→ **Task prompt**: Among the records below, find each line containing the word "rent" and copy it.
━━━━━ Supplied records
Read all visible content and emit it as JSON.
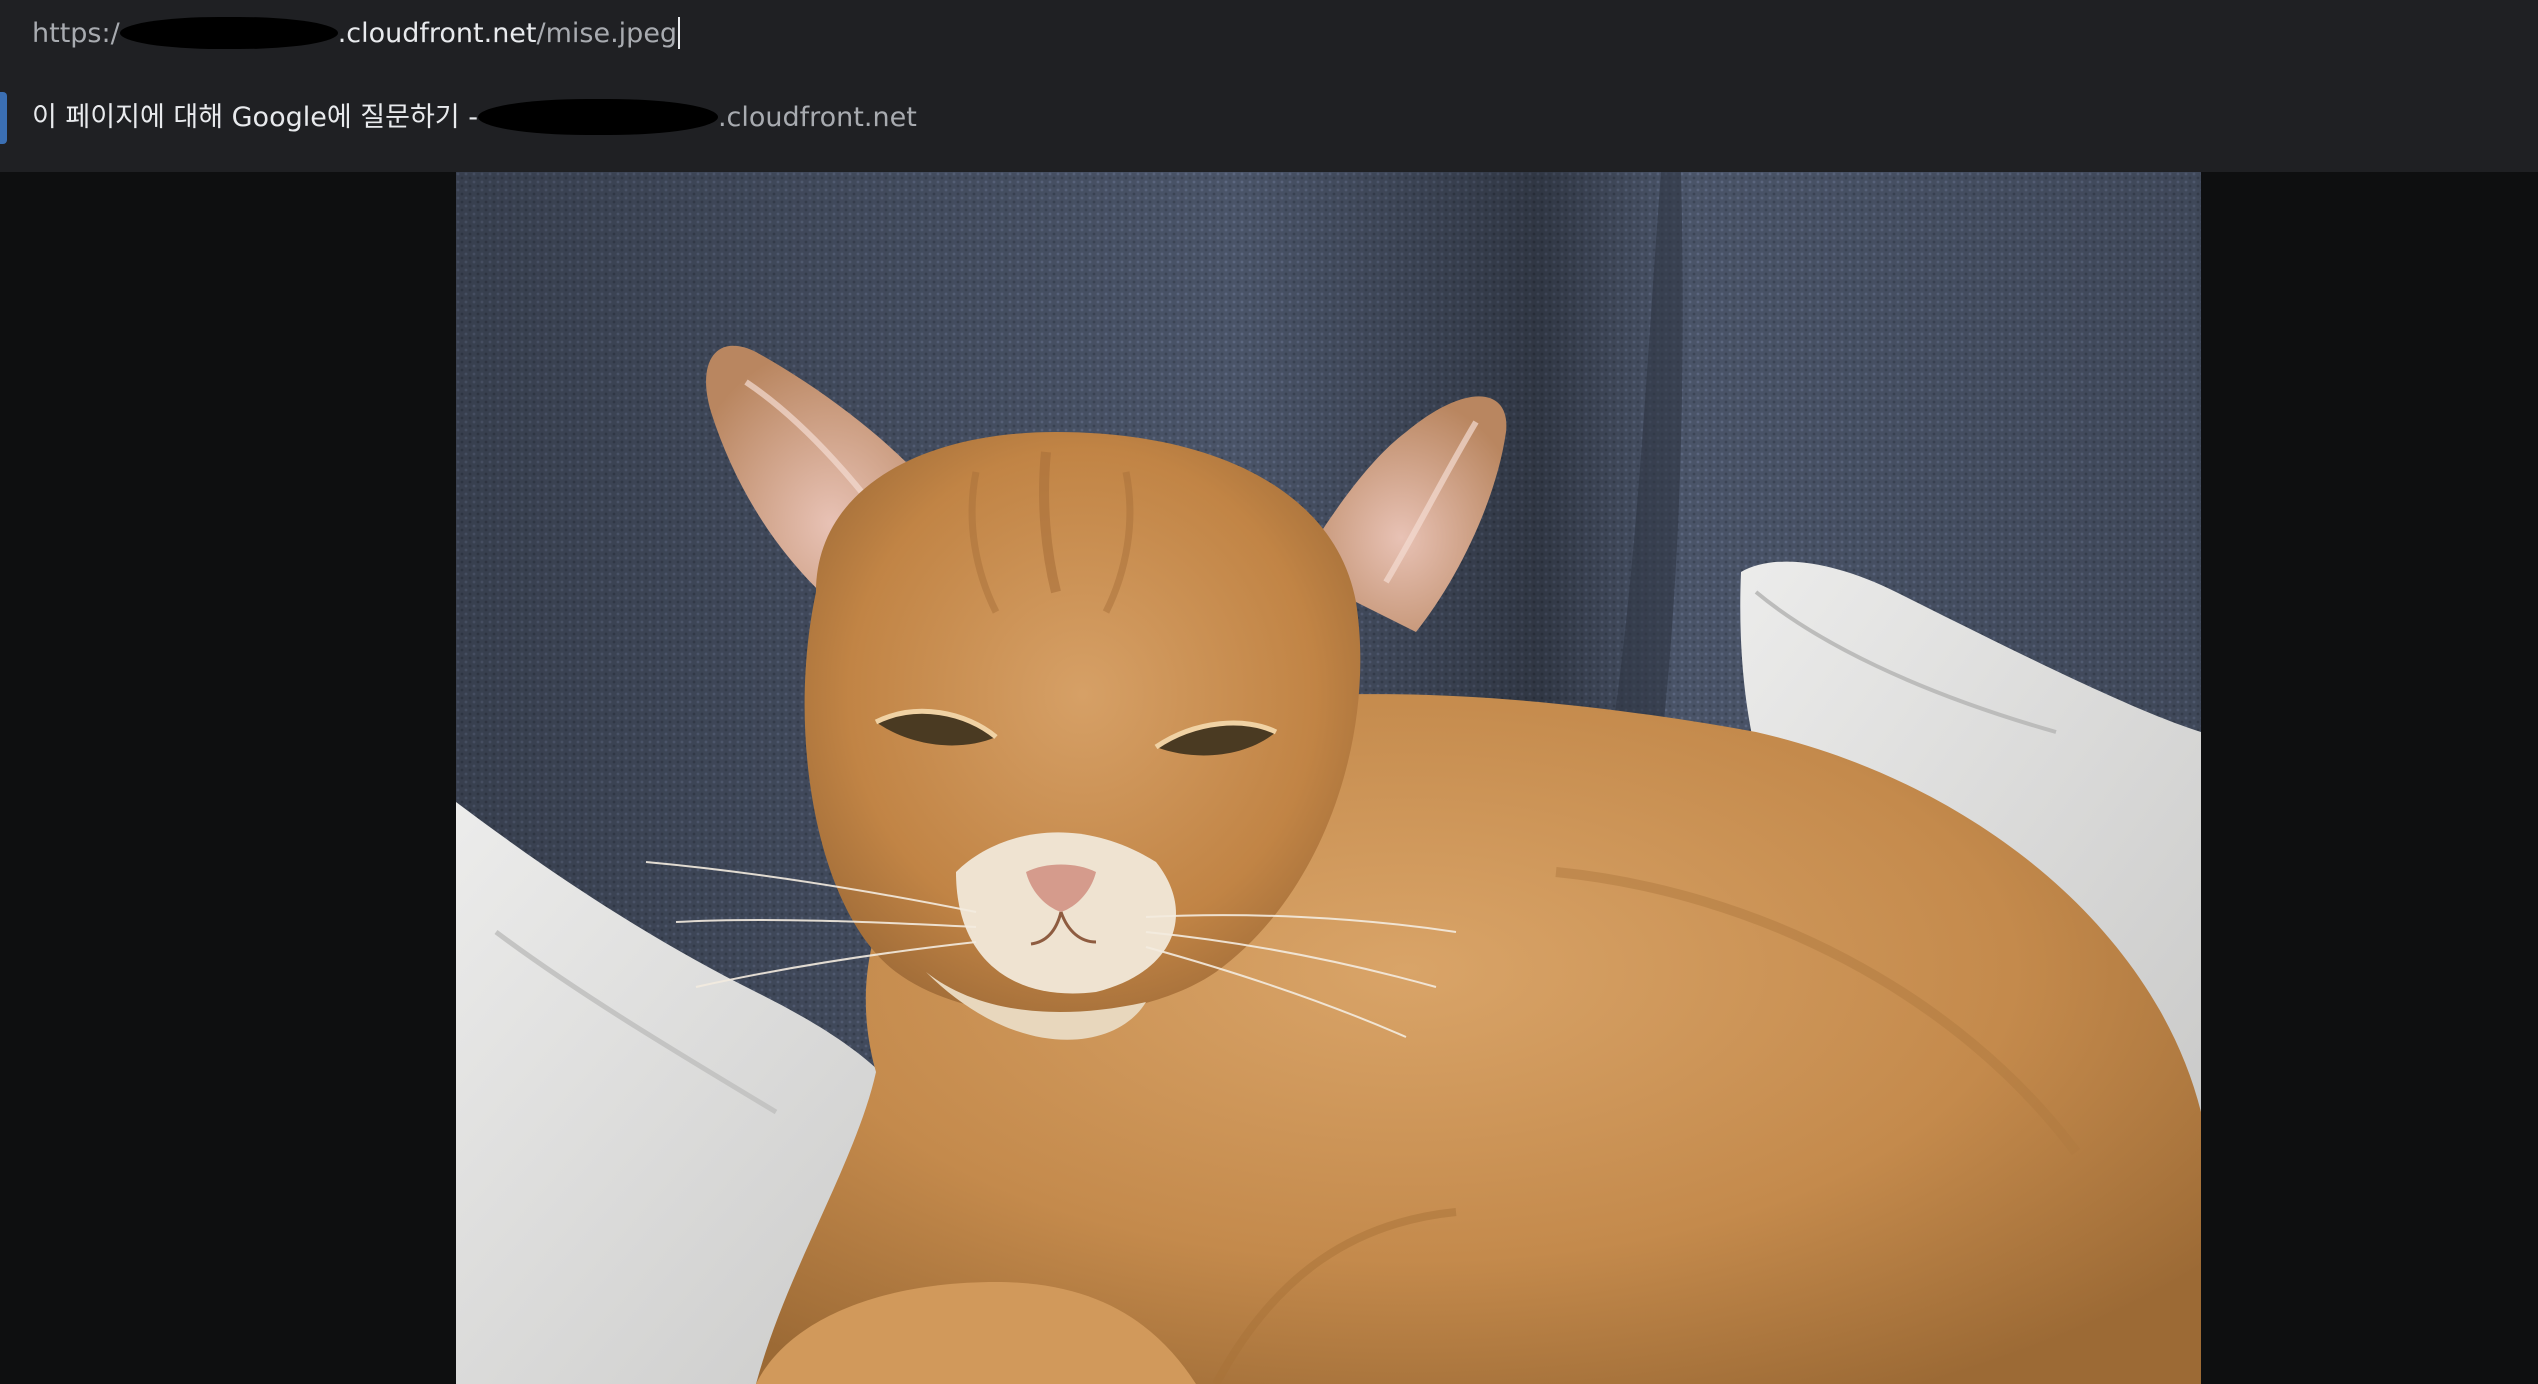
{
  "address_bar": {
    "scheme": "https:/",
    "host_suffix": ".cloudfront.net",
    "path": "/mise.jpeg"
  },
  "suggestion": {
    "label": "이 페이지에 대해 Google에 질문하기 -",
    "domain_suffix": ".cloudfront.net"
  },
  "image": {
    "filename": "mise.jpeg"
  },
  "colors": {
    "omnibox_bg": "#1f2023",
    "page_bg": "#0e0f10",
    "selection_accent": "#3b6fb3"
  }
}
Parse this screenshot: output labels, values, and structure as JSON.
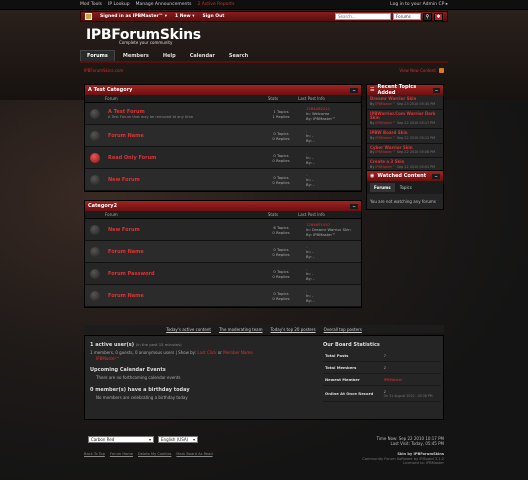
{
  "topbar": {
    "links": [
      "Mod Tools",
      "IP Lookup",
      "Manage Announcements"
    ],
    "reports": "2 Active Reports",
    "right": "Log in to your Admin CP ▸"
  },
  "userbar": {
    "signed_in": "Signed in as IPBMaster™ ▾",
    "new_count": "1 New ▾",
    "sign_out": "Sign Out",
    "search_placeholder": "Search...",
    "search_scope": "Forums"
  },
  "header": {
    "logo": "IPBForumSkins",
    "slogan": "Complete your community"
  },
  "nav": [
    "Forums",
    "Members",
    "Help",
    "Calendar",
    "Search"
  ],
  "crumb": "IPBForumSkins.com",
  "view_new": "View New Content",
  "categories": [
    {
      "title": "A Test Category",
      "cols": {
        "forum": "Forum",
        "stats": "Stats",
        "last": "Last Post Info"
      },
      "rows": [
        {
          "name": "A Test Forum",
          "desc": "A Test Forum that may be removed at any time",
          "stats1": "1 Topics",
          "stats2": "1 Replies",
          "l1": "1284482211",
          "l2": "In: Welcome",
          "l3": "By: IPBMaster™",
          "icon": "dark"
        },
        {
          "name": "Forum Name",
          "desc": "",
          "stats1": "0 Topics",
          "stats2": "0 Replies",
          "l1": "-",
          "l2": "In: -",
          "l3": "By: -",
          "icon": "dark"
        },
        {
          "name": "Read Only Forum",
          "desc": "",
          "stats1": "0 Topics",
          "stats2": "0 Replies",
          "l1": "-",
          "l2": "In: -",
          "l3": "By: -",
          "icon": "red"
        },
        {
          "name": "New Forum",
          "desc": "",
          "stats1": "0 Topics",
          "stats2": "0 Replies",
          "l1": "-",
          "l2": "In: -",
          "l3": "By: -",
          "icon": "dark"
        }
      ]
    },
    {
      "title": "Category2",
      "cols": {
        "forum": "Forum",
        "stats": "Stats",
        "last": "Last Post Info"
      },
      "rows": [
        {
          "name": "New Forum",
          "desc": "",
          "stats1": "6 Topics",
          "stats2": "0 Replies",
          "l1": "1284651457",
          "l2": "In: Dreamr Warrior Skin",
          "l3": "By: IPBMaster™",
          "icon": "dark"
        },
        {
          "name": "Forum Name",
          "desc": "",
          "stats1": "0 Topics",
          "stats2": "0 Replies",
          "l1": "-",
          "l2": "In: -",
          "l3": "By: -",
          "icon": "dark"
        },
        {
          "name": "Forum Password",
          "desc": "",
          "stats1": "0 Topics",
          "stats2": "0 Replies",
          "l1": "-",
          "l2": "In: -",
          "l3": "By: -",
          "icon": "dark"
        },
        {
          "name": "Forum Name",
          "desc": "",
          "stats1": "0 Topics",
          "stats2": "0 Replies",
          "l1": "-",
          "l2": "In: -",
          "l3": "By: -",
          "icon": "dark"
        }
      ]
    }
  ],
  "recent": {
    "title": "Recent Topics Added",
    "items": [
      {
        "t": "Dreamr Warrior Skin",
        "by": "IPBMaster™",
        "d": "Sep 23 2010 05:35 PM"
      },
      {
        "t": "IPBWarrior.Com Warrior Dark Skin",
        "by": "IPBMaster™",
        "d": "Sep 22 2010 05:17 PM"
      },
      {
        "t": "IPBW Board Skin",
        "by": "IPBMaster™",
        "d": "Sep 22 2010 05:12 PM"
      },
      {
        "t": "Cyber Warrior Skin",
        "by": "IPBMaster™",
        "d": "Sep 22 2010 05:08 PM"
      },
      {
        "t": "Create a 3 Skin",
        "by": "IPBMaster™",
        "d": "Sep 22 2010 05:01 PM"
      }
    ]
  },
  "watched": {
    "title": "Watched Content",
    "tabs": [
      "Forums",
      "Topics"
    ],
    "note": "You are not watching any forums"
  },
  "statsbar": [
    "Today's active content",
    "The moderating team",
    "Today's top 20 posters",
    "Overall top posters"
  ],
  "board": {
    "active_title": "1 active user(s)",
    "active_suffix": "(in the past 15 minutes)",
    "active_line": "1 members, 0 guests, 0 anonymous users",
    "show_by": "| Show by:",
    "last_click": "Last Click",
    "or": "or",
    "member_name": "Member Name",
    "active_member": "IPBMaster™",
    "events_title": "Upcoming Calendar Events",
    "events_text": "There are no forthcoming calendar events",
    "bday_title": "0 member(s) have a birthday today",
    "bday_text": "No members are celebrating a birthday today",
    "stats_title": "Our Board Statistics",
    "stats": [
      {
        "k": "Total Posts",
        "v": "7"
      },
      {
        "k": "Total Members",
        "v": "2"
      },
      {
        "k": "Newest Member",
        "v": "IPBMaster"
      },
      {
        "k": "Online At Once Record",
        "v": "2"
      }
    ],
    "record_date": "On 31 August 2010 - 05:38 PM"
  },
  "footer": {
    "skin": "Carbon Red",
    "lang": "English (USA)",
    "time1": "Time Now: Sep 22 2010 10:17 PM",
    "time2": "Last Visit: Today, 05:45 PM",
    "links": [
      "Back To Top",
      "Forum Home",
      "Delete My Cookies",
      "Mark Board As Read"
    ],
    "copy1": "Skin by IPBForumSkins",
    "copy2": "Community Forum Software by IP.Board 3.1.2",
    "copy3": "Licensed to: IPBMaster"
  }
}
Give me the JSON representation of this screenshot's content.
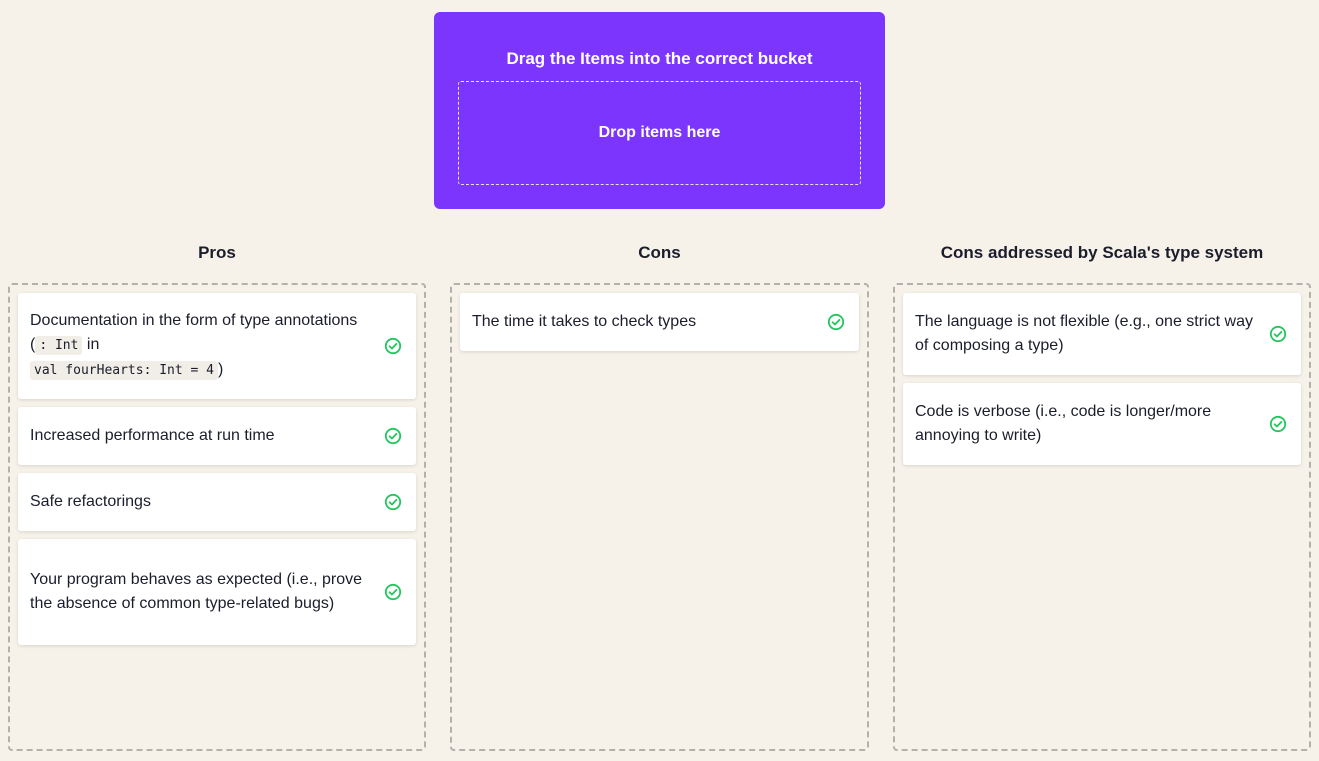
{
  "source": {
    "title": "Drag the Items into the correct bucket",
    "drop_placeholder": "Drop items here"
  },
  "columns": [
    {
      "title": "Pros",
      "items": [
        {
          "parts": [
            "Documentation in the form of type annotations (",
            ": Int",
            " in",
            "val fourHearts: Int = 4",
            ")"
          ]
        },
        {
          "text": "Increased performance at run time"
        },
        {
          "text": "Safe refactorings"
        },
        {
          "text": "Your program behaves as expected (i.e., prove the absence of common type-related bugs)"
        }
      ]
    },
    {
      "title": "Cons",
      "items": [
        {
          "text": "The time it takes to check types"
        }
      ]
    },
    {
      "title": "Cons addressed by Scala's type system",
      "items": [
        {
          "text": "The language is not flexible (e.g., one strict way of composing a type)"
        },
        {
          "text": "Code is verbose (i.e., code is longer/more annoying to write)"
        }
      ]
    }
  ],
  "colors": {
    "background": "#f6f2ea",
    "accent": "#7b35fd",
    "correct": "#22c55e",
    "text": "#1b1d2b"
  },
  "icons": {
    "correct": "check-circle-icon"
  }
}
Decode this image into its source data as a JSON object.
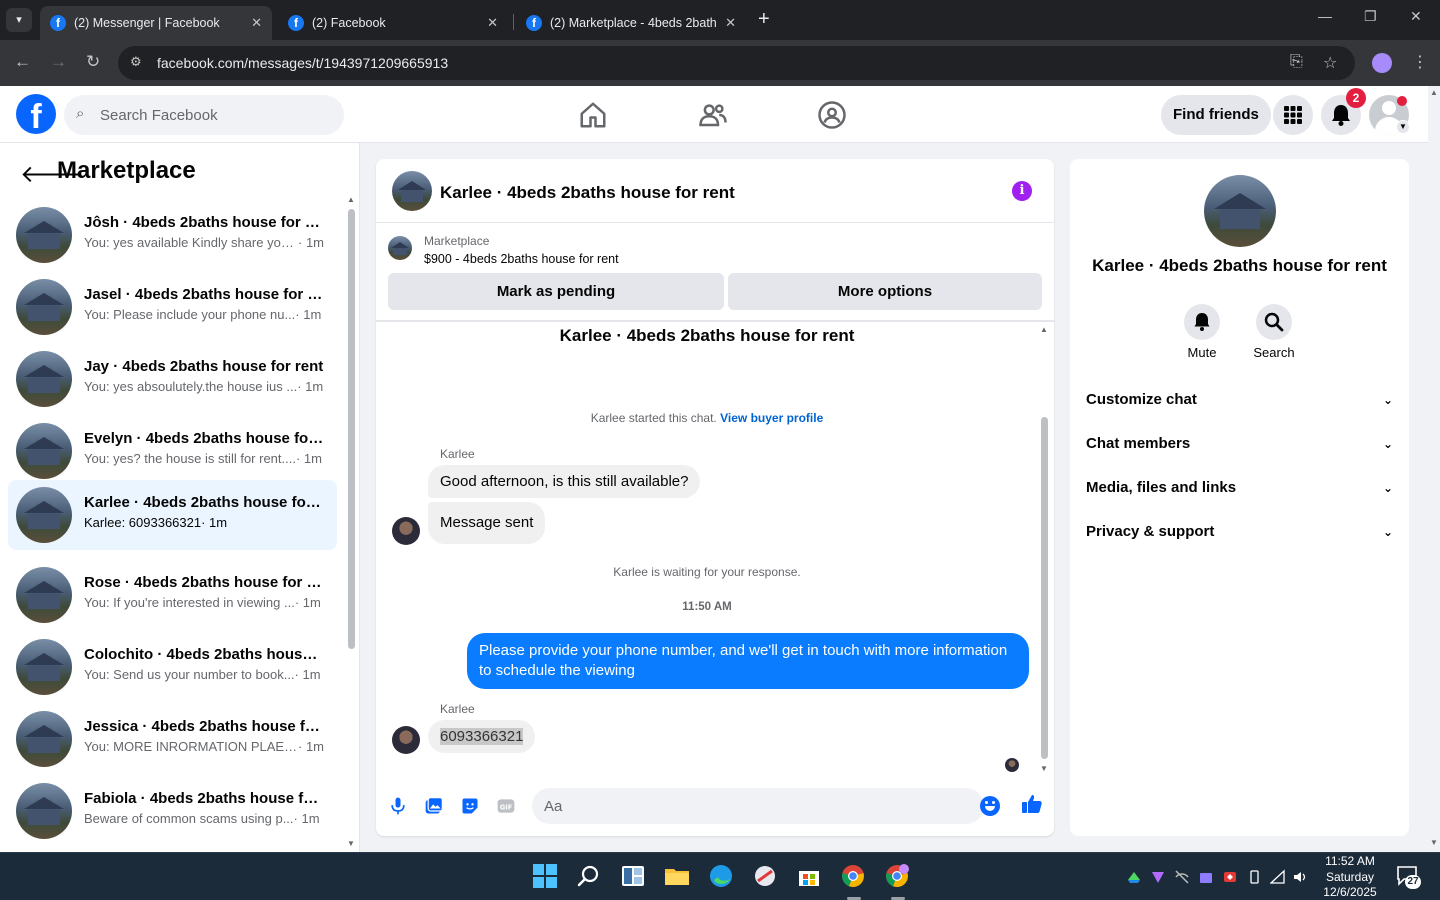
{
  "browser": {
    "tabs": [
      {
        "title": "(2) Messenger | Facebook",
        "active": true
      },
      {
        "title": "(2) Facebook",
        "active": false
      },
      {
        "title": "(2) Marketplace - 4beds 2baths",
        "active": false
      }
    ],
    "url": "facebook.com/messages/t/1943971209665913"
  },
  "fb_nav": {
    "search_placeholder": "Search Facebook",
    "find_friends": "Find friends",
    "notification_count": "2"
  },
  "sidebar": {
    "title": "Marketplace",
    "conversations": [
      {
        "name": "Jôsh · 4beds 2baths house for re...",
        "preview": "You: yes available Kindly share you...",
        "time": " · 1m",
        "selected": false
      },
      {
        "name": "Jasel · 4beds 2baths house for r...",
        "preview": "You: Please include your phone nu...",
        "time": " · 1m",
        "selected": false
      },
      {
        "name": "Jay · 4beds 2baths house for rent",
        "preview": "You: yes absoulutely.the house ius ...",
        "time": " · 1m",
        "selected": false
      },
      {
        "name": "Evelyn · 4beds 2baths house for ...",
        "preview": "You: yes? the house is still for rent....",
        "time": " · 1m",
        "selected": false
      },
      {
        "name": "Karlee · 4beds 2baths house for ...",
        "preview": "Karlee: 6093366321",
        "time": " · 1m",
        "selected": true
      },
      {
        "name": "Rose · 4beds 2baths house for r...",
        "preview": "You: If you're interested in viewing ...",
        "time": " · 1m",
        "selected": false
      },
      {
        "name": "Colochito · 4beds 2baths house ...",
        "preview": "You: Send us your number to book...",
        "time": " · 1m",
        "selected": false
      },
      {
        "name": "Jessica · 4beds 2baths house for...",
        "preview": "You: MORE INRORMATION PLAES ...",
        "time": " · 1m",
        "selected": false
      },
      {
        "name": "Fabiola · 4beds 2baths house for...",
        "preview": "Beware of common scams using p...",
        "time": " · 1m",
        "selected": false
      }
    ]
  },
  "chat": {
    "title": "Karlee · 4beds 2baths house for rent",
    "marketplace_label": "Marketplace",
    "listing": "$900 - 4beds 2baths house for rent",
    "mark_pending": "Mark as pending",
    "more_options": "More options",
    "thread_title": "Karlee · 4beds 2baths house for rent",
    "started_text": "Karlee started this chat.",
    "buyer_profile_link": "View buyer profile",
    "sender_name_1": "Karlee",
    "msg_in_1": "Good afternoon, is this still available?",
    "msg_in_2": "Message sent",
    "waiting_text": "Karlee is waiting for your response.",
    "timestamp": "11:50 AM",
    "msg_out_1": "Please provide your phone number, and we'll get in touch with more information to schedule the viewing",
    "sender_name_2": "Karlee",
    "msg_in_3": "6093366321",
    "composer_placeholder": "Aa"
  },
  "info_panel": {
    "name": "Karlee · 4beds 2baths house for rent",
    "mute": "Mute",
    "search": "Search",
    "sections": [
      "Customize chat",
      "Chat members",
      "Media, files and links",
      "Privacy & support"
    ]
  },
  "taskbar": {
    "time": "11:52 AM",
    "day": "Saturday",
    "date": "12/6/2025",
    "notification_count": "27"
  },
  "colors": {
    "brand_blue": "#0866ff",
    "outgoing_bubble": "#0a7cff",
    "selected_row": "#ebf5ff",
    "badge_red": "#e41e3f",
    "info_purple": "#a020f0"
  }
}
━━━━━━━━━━
→ **Completed exercise**:
        "name": "Jay · 4beds 2baths house for rent",
        "preview": "You: yes? the house is still for rent....",
    "title": "Karlee · 4beds 2baths house for rent",
    "listing": "$900 - 4beds 2baths house for rent",
    "thread_title": "Karlee · 4beds 2baths house for rent",
    "name": "Karlee · 4beds 2baths house for rent",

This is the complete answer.